» **Problem requirements**:
Each entry below is to be reproduced exactly, though any pictures it holds must be omitted.

______________________________

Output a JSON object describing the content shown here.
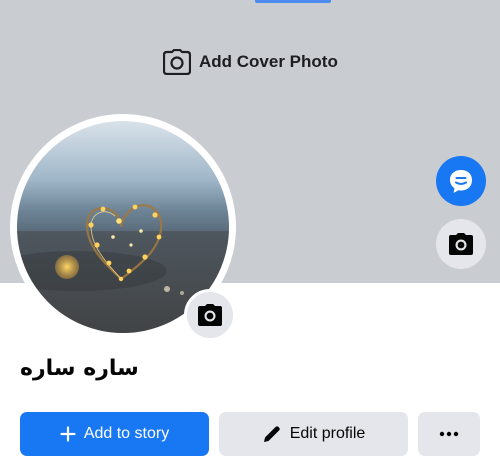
{
  "cover": {
    "add_cover_label": "Add Cover Photo"
  },
  "profile": {
    "name": "ساره ساره"
  },
  "actions": {
    "add_story_label": "Add to story",
    "edit_profile_label": "Edit profile"
  },
  "icons": {
    "cover": "camera-icon",
    "avatar_camera": "camera-icon",
    "side_camera": "camera-icon",
    "messenger": "chat-bubble-icon",
    "add": "plus-icon",
    "edit": "pencil-icon",
    "more": "more-dots-icon"
  },
  "colors": {
    "cover_bg": "#c9ccd1",
    "accent": "#1877f2",
    "secondary_button": "#e4e6eb",
    "text": "#050505"
  }
}
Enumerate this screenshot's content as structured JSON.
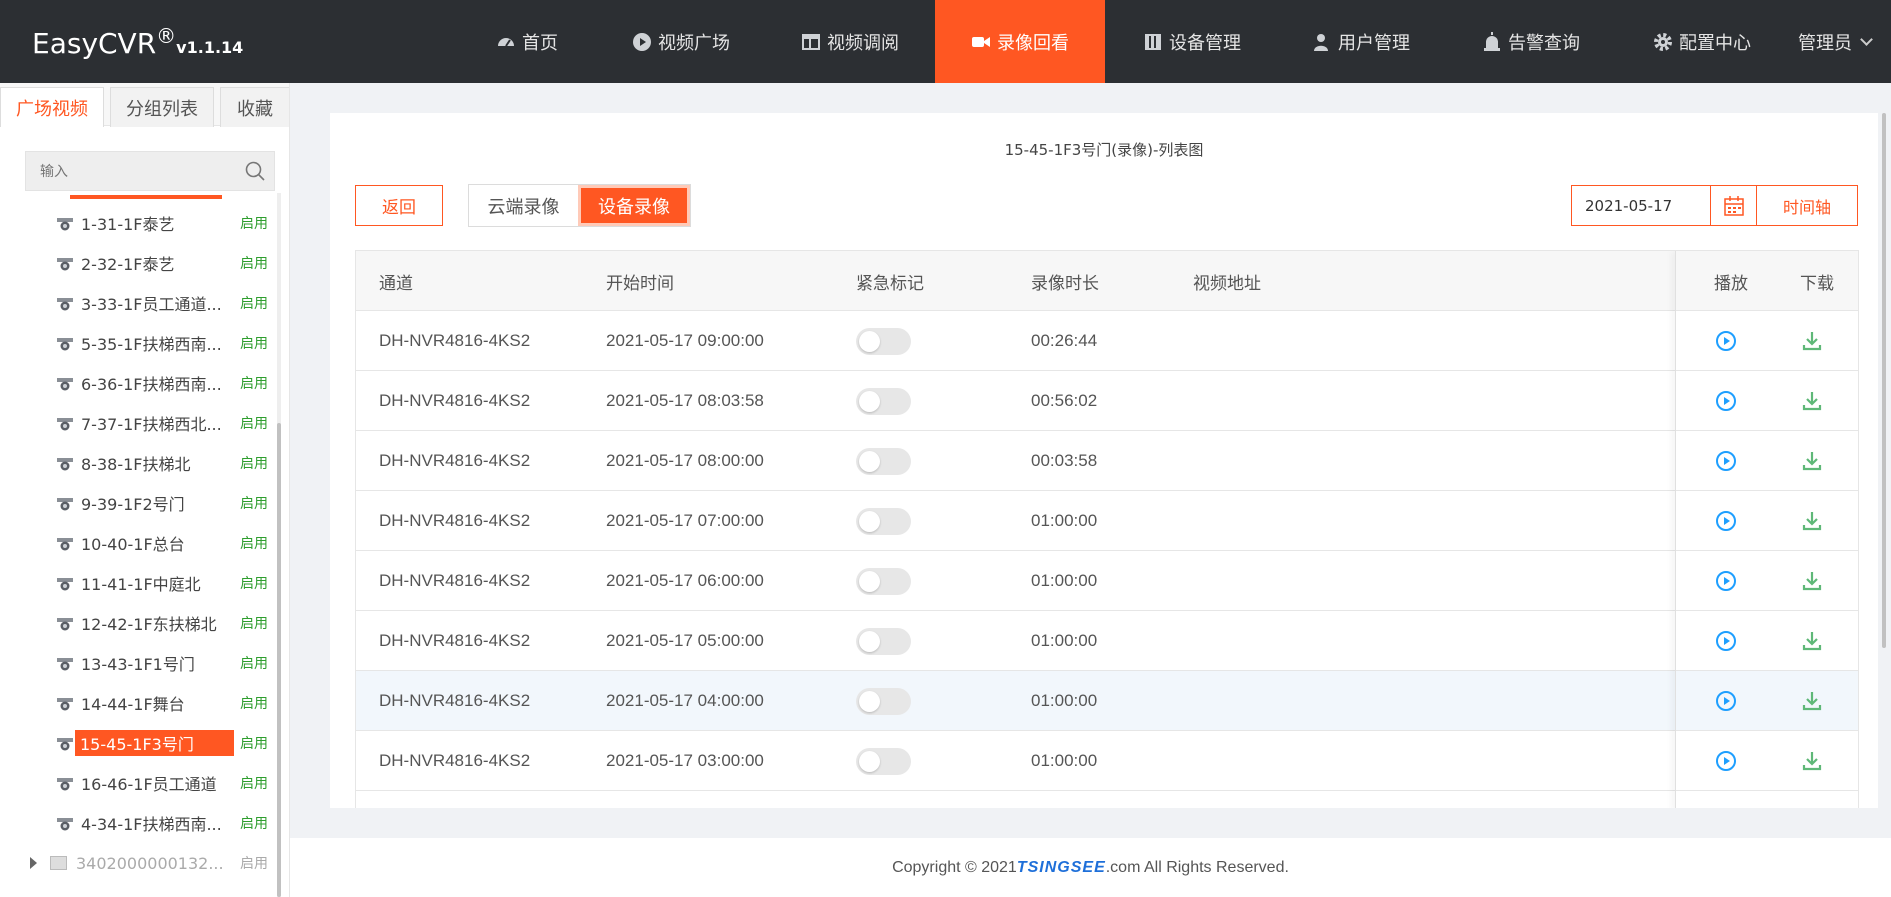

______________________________

» **Written answer**:
Output a JSON object describing the content shown here.
{
  "cover": {
    "add_cover_label": "Add Cover Photo"
  },
  "profile": {
    "name": "ساره ساره"
  },
  "actions": {
    "add_story_label": "Add to story",
    "edit_profile_label": "Edit profile"
  },
  "icons": {
    "cover": "camera-icon",
    "avatar_camera": "camera-icon",
    "side_camera": "camera-icon",
    "messenger": "chat-bubble-icon",
    "add": "plus-icon",
    "edit": "pencil-icon",
    "more": "more-dots-icon"
  },
  "colors": {
    "cover_bg": "#c9ccd1",
    "accent": "#1877f2",
    "secondary_button": "#e4e6eb",
    "text": "#050505"
  }
}
Enumerate this screenshot's content as structured JSON.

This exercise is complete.